Why I Do What I Do: Irit Schaffer
Believe In Your Body
Irit Schaffer says that when you are rehabilitating an injury, only one thing is certain: "If you don't try to improve, you're guaranteed to stay where you are." Schaffer is a San Francisco-based physical therapist specializing in manual techniques—methods in which the practitioner uses her hands to gently press problem areas, promoting movement of bodily fluids, eliminating dysfunction in the motion of the tissues, and creating normal movement. She is unique in that she refuses to restrict her thinking to conventional medical theory or even to her own experience. "I believe healing is always possible," she says.
The daughter of Czechoslovakian parents, Schaffer was born in Israel and raised in Montreal. Her father, who survived six gunshot wounds and a Russian labor camp during World War II, instilled in her a strong belief in the body's resilience and the advantage of keeping an open mind.
In 1992, those beliefs were put to the test. Schaffer suffered two car accidents within six weeks; the second left her with debilitating headaches and spinal problems. A former physical education teacher and avid athlete, Schaffer was no longer able to ski or play tennis.
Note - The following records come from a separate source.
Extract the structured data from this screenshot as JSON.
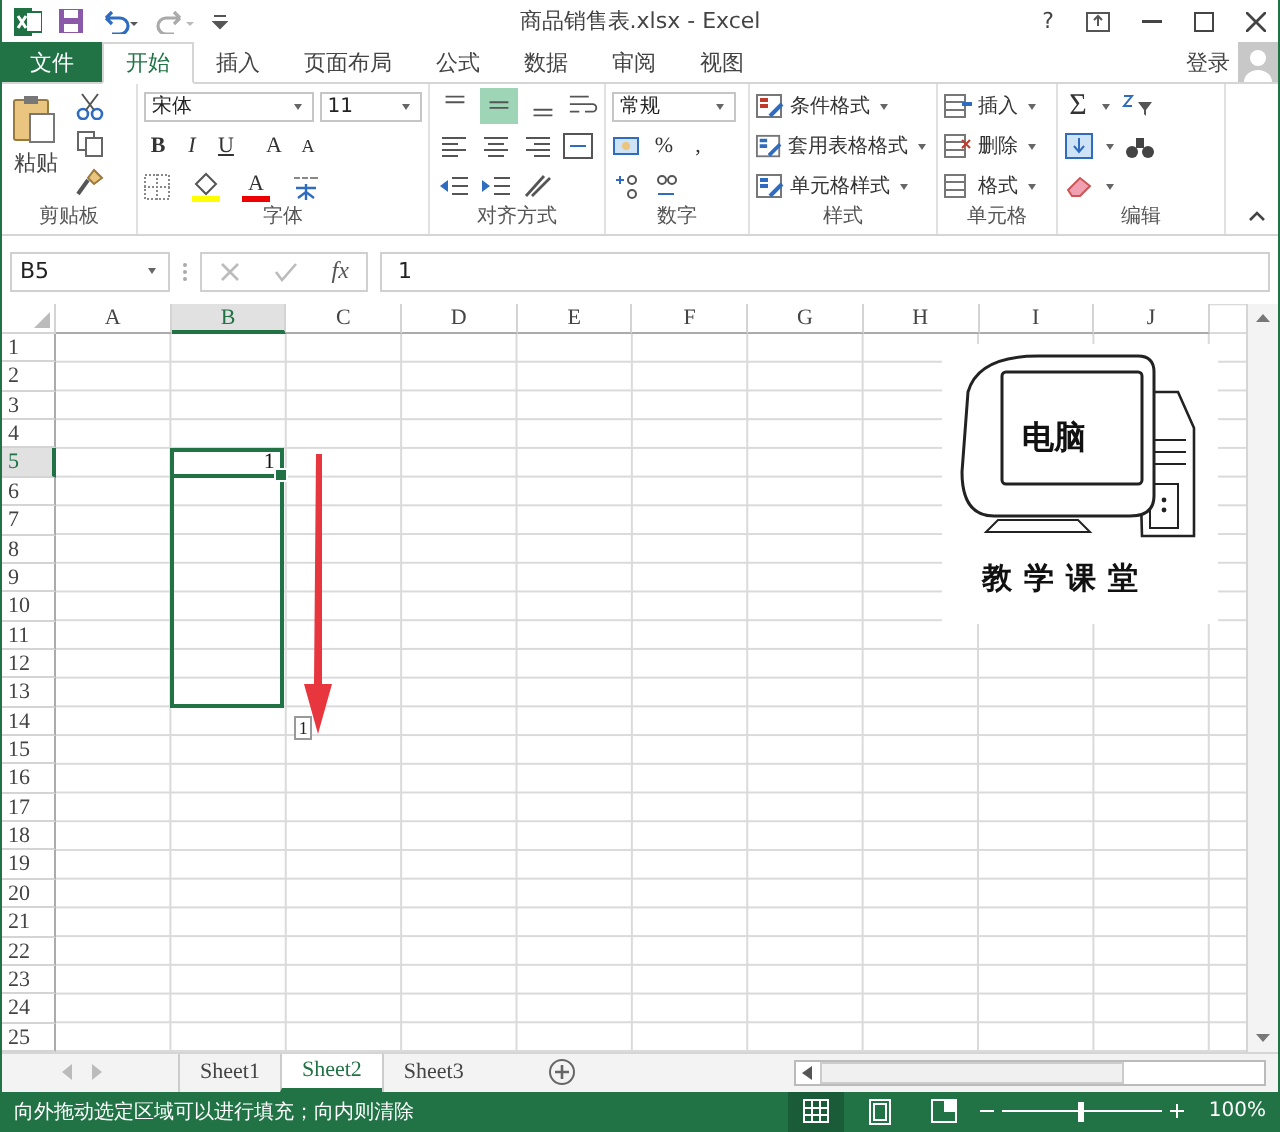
{
  "window": {
    "title": "商品销售表.xlsx - Excel",
    "help": "?"
  },
  "menu_tabs": [
    {
      "label": "文件",
      "kind": "file",
      "selected": false
    },
    {
      "label": "开始",
      "kind": "tab",
      "selected": true
    },
    {
      "label": "插入",
      "kind": "tab",
      "selected": false
    },
    {
      "label": "页面布局",
      "kind": "tab",
      "selected": false
    },
    {
      "label": "公式",
      "kind": "tab",
      "selected": false
    },
    {
      "label": "数据",
      "kind": "tab",
      "selected": false
    },
    {
      "label": "审阅",
      "kind": "tab",
      "selected": false
    },
    {
      "label": "视图",
      "kind": "tab",
      "selected": false
    }
  ],
  "sign_in": "登录",
  "ribbon": {
    "clipboard": {
      "label": "剪贴板",
      "paste": "粘贴"
    },
    "font": {
      "label": "字体",
      "font_name": "宋体",
      "font_size": "11",
      "bold": "B",
      "italic": "I",
      "underline": "U",
      "grow": "A",
      "shrink": "A",
      "font_color": "A"
    },
    "alignment": {
      "label": "对齐方式",
      "vertical": [
        {
          "selected": false
        },
        {
          "selected": true
        },
        {
          "selected": false
        }
      ]
    },
    "number": {
      "label": "数字",
      "format": "常规",
      "percent": "%",
      "comma": ","
    },
    "styles": {
      "label": "样式",
      "items": [
        "条件格式",
        "套用表格格式",
        "单元格样式"
      ]
    },
    "cells": {
      "label": "单元格",
      "items": [
        "插入",
        "删除",
        "格式"
      ]
    },
    "editing": {
      "label": "编辑",
      "sum": "Σ"
    }
  },
  "formula_bar": {
    "name_box": "B5",
    "fx": "fx",
    "content": "1"
  },
  "sheet": {
    "columns": [
      {
        "label": "A",
        "selected": false
      },
      {
        "label": "B",
        "selected": true
      },
      {
        "label": "C",
        "selected": false
      },
      {
        "label": "D",
        "selected": false
      },
      {
        "label": "E",
        "selected": false
      },
      {
        "label": "F",
        "selected": false
      },
      {
        "label": "G",
        "selected": false
      },
      {
        "label": "H",
        "selected": false
      },
      {
        "label": "I",
        "selected": false
      },
      {
        "label": "J",
        "selected": false
      }
    ],
    "rows": [
      {
        "label": "1",
        "selected": false,
        "in_range": false
      },
      {
        "label": "2",
        "selected": false,
        "in_range": false
      },
      {
        "label": "3",
        "selected": false,
        "in_range": false
      },
      {
        "label": "4",
        "selected": false,
        "in_range": false
      },
      {
        "label": "5",
        "selected": true,
        "in_range": true,
        "cells": [
          null,
          "1"
        ]
      },
      {
        "label": "6",
        "selected": false,
        "in_range": true
      },
      {
        "label": "7",
        "selected": false,
        "in_range": true
      },
      {
        "label": "8",
        "selected": false,
        "in_range": true
      },
      {
        "label": "9",
        "selected": false,
        "in_range": true
      },
      {
        "label": "10",
        "selected": false,
        "in_range": true
      },
      {
        "label": "11",
        "selected": false,
        "in_range": true
      },
      {
        "label": "12",
        "selected": false,
        "in_range": true
      },
      {
        "label": "13",
        "selected": false,
        "in_range": true
      },
      {
        "label": "14",
        "selected": false,
        "in_range": false
      },
      {
        "label": "15",
        "selected": false,
        "in_range": false
      },
      {
        "label": "16",
        "selected": false,
        "in_range": false
      },
      {
        "label": "17",
        "selected": false,
        "in_range": false
      },
      {
        "label": "18",
        "selected": false,
        "in_range": false
      },
      {
        "label": "19",
        "selected": false,
        "in_range": false
      },
      {
        "label": "20",
        "selected": false,
        "in_range": false
      },
      {
        "label": "21",
        "selected": false,
        "in_range": false
      },
      {
        "label": "22",
        "selected": false,
        "in_range": false
      },
      {
        "label": "23",
        "selected": false,
        "in_range": false
      },
      {
        "label": "24",
        "selected": false,
        "in_range": false
      },
      {
        "label": "25",
        "selected": false,
        "in_range": false
      }
    ],
    "fill_tooltip": "1",
    "logo": {
      "screen_text": "电脑",
      "caption": "教学课堂"
    }
  },
  "sheet_tabs": [
    {
      "label": "Sheet1",
      "selected": false
    },
    {
      "label": "Sheet2",
      "selected": true
    },
    {
      "label": "Sheet3",
      "selected": false
    }
  ],
  "status_bar": {
    "message": "向外拖动选定区域可以进行填充；向内则清除",
    "zoom": {
      "level": 0.5
    },
    "zoom_text": "100%"
  }
}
One co-worker suggested that she might just have to live with the pain.
Hope came five months later, when Schaffer tried osteopathic, or manual, therapy. Eventually the pain from her injuries subsided. "For the first time, I could actually feel a difference," she remembers.
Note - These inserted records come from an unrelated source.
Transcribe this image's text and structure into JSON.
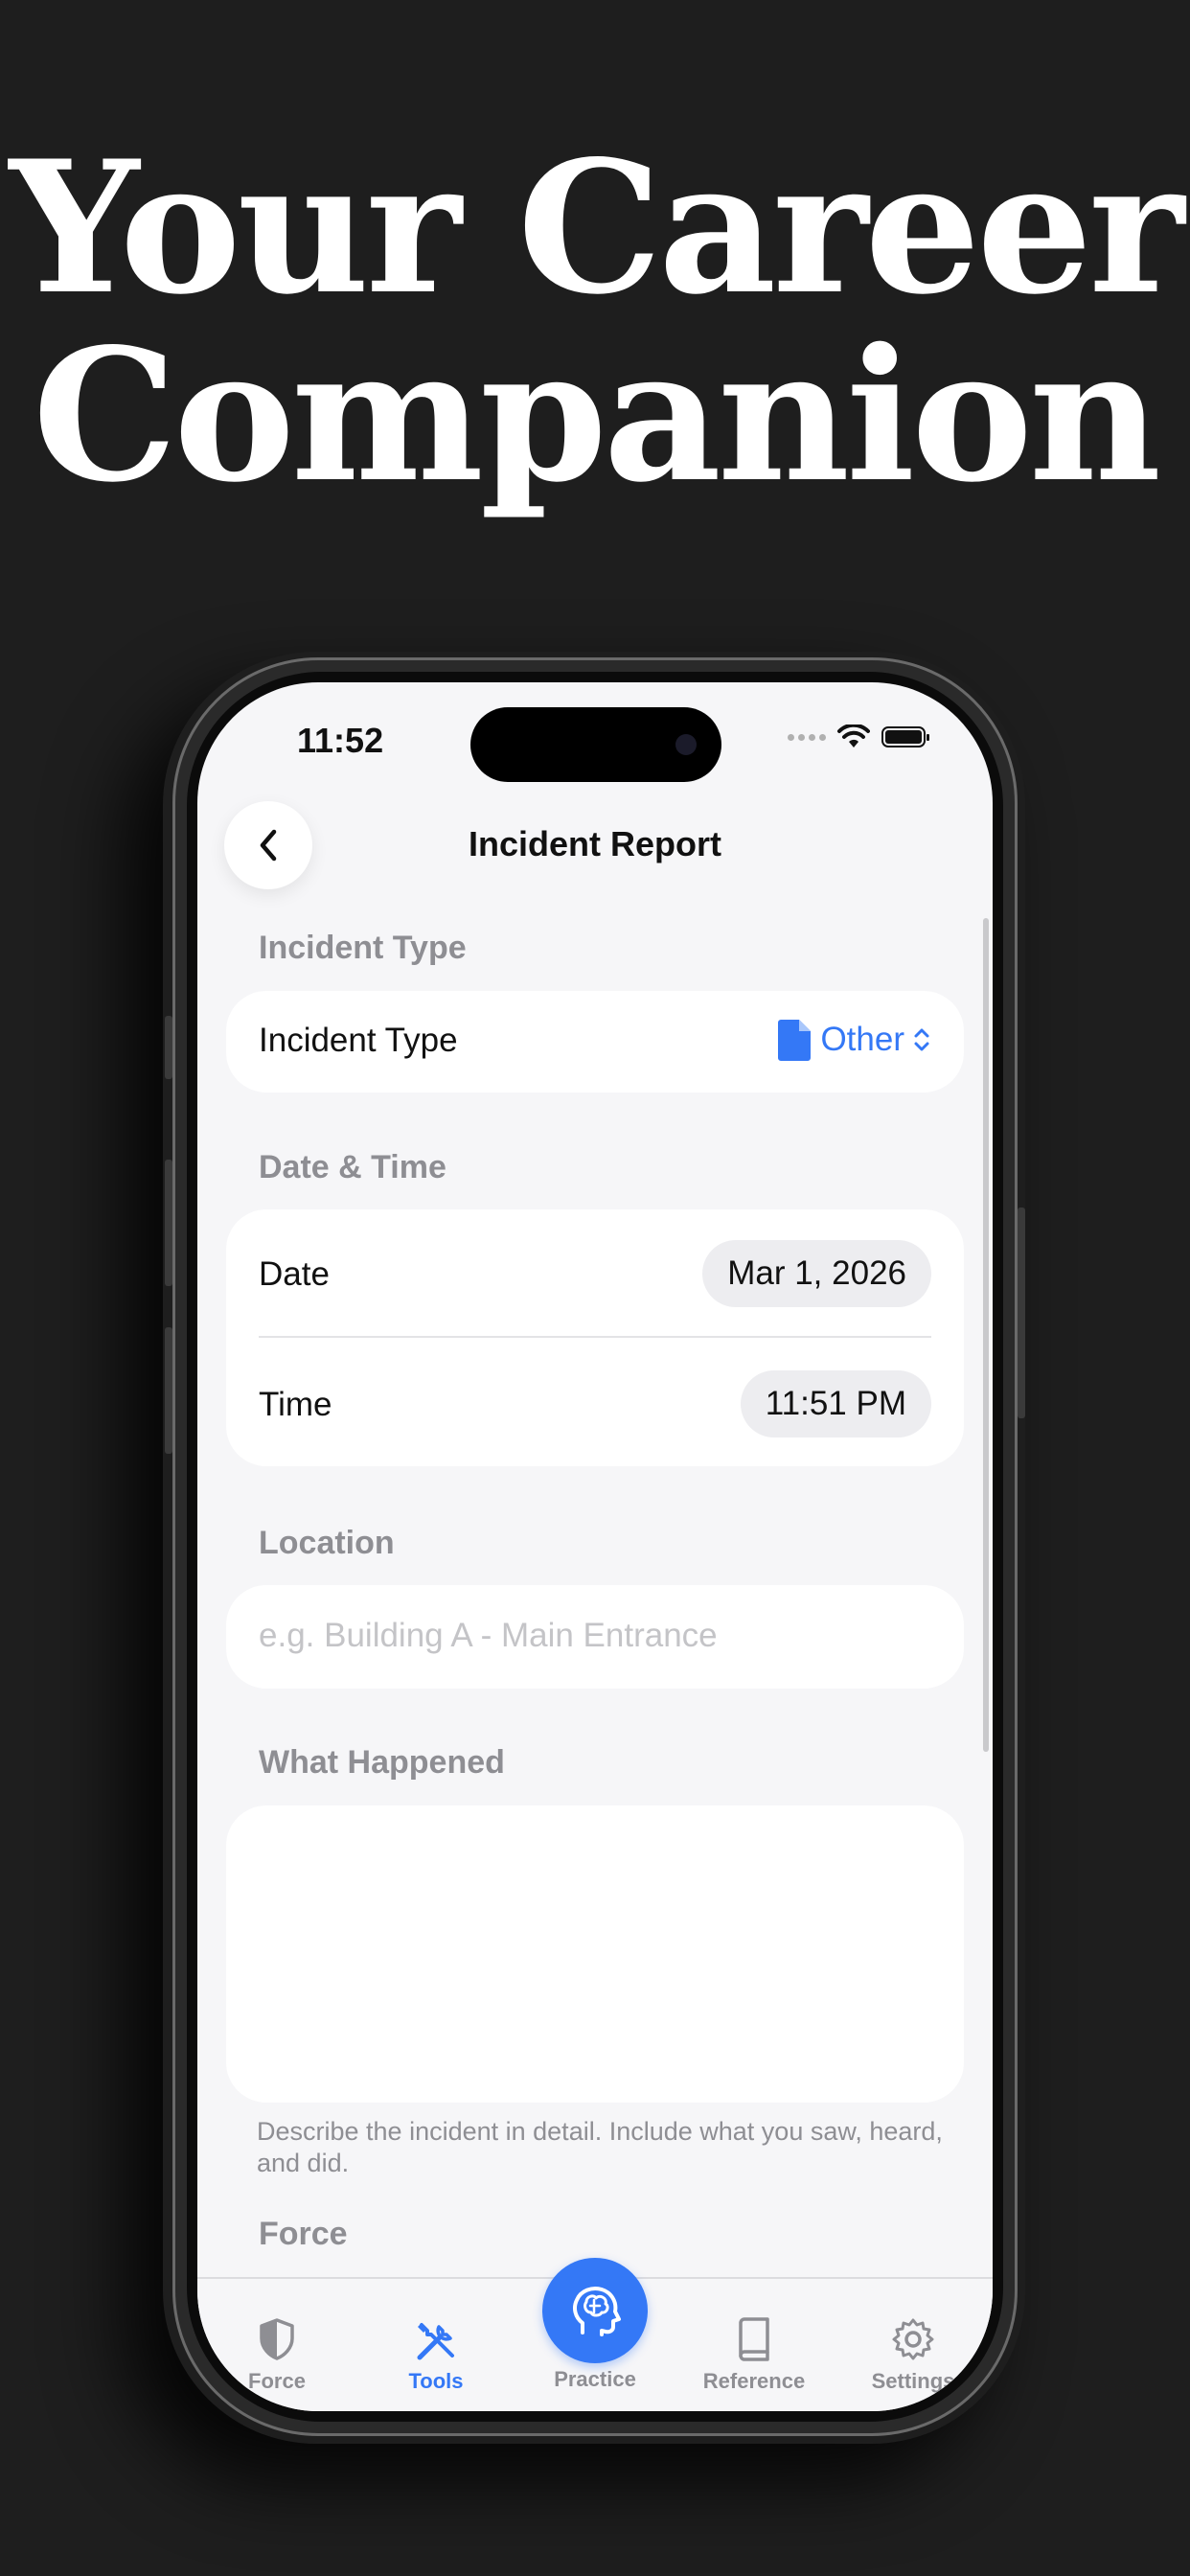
{
  "headline": {
    "line1": "Your Career",
    "line2": "Companion"
  },
  "status_bar": {
    "time": "11:52"
  },
  "nav": {
    "title": "Incident Report"
  },
  "incident_type": {
    "section_label": "Incident Type",
    "row_label": "Incident Type",
    "value": "Other"
  },
  "date_time": {
    "section_label": "Date & Time",
    "date_label": "Date",
    "date_value": "Mar 1, 2026",
    "time_label": "Time",
    "time_value": "11:51 PM"
  },
  "location": {
    "section_label": "Location",
    "placeholder": "e.g. Building A - Main Entrance",
    "value": ""
  },
  "what_happened": {
    "section_label": "What Happened",
    "value": "",
    "hint": "Describe the incident in detail. Include what you saw, heard, and did."
  },
  "force": {
    "section_label": "Force"
  },
  "tabbar": {
    "tabs": [
      {
        "label": "Force",
        "icon": "shield-icon"
      },
      {
        "label": "Tools",
        "icon": "tools-icon"
      },
      {
        "label": "Practice",
        "icon": "brain-head-icon"
      },
      {
        "label": "Reference",
        "icon": "book-icon"
      },
      {
        "label": "Settings",
        "icon": "gear-icon"
      }
    ],
    "active": "Tools"
  },
  "colors": {
    "accent": "#3478f6",
    "background": "#1e1e1e",
    "screen": "#f6f6f8"
  }
}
Eager to share these techniques with her own patients, Schaffer took courses on myofascial release, muscle energy, and craniosacral therapy. She also began a daily practice of Qigong, which she credits with further developing her sense of touch and her ability to relax and focus.
Although Schaffer knew osteopathy worked for her, it wasn't until she incorporated the methods into her own practice that she realized its reach. "A lot of patients got much better than even I expected," she says. The discovery cemented her belief that it's possible for the body to recover from anything. "I love that I have no preconceived notion of what should happen," says Schaffer. "I'm always learning."